Commentary on 1 John 3:16-24
“And this is his commandment, that we should believe in the name of his Son Jesus Christ and love one another, just as he has commanded us” (1 John 3:23).
“In truth it is impossible to love one another in the right way if we do not have faith in Christ, just as it is impossible to believe in the name of Christ if we do not love one another,” The Venerable Bede (Patrologia Latina).
Just before the 2012 presidential election in the United States, CNN posted to its website an interesting quiz: “Do you believe in a red state Jesus or a blue state Jesus”?1 You could answer a series of questions about how you read the Gospels and understand the message and meaning of Jesus and, by the nature of your answers, the quiz would tell you whether you believe in a Jesus who is a supporter of American democratic values or American republican values. One feature of the quiz’s profiling is that the “red” (republican) Jesus can be summed up in terms of John 3:16: Jesus came to bring salvation to those who believe; the “blue” (democrat) Jesus is summed up in Matthew 25:40: “’Truly I tell you, just as you did it to one of the least of these who are members of my family, you did it to me.’” Which is right? Well, the quiz (probably not to the surprise of its creators) is flawed by forcing you to choose ostensibly mutually exclusive options. Was Jesus all about faith, or all about love? The gospel tradition obviously bears witness to the essential importance of both! And these twin convictions (the primacy of faith, and the primary of love) are both deeply embedded in the Johannine tradition.
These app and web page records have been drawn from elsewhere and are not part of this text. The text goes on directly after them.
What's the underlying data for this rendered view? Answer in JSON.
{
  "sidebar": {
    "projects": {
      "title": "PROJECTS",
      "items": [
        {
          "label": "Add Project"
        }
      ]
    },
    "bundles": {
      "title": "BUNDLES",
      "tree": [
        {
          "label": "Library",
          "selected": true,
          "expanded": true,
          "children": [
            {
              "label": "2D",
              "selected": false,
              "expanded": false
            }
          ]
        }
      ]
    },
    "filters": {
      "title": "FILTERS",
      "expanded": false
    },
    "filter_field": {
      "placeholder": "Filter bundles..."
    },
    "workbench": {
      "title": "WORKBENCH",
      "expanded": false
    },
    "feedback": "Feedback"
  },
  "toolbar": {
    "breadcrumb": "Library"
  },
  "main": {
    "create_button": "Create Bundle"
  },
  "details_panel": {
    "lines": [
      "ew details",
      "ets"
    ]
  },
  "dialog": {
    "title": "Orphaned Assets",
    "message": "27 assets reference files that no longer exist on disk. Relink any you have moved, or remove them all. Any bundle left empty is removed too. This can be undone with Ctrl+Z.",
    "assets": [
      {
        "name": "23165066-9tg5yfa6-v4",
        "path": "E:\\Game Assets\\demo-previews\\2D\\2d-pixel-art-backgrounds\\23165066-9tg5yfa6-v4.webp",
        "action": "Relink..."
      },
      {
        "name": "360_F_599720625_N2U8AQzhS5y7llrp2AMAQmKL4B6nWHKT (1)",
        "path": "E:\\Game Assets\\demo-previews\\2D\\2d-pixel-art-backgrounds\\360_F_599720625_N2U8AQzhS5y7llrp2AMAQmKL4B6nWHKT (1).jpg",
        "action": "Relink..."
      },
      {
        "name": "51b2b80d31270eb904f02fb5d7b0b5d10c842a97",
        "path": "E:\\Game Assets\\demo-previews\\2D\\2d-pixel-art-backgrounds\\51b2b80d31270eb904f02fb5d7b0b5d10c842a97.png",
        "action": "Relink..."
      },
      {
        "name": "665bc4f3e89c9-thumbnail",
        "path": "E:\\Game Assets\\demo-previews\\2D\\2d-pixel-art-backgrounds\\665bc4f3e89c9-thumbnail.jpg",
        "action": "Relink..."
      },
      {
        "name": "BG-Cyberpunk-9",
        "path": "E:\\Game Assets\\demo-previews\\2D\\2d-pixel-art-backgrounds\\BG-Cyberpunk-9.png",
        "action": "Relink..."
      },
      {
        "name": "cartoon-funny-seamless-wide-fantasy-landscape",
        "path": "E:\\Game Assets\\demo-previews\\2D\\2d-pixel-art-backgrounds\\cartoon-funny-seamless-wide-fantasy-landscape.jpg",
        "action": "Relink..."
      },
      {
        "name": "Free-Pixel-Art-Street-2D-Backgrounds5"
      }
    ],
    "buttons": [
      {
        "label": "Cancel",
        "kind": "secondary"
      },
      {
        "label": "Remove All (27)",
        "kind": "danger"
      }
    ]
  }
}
While there is no way to be certain, many scholars suggest that 1 John is a text that provides clarifications in view of possible or even actual misunderstandings and misinterpretations of the Fourth Gospel. (In that sense, it would have been the first commentary on the Gospel of John!) If this is accurate, one could see 1 John 3:23 as a way of ensuring that two main threads (faith in Christ, mutuality of love) of the Fourth-Gospel-garment are interwoven. For good reason, the Gospel of John is known as the “Gospel of Faith” — faith language appears over 100 times in the book! But “love” is, no doubt, also a leitmotif of the gospel, as becomes especially apparent in the frequency of the word agape in the famous Farewell Discourse of John’s Gospel (John 14-16).
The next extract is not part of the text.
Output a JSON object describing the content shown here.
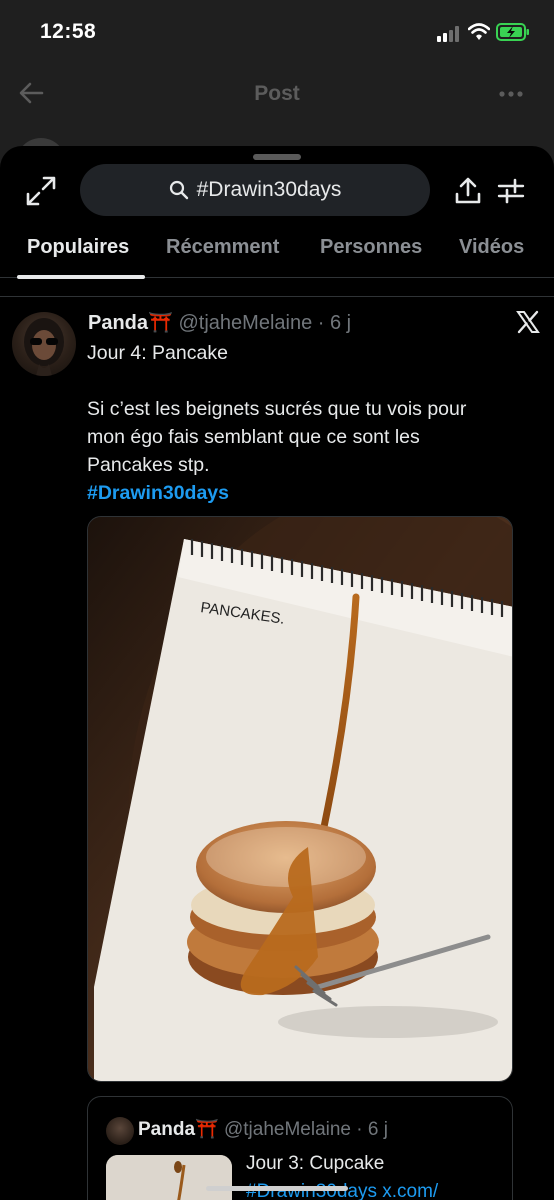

Unfortunately, there have been trends and crosscurrents of debate and division that have led to a problematic bifurcation that can easily become distorted into a “faith vs. works” mentality. Twentieth century Reformed theologian, G.C. Berkouwer, helpfully articulates a more excellent way forward by modeling 1 John 3:23, bringing faith and love together, rather than standing by an inaccurate understanding of sola fide. Berkouwer writes, especially clarifying Luther’s thought:
Faith is not a competitor of love and good works but rather a sponsor, and gives foundation to them because it acknowledges the grace of God. Again and again, and for this reason, Luther pointed out the deep significance of the first commandment [“no other gods”] and accounted all works performed outside its sphere as nothing.2
Berkouwer goes on to explain how Luther saw the move from faith to loving one’s neighbor: “all one’s works must promote the welfare of one’s neighbor, since in his faith each has all the possession he requires and can therefore freely and lovingly devote his entire life to the service of his fellowman.”3
This kind of perspective seems to be reinforced by the way the author frames his statement in 1 John 3:23: believing in Jesus and loving one another are not represented as two separate commandments, but rather as one command. What God hath joined together, let no one put asunder! First John 3:24 completes the chapter by positing that learning obedience to the fullness of both Christ-believing and people-loving is what it means to abide in Jesus, to have a vital connection to the source of all eternal and true life and joy through the Spirit.
2 G.C. Berkouwer, Faith and Sanctification (Grand Rapids, MI: Eerdmans, 1952), 32-33.
3 Ibid, 33.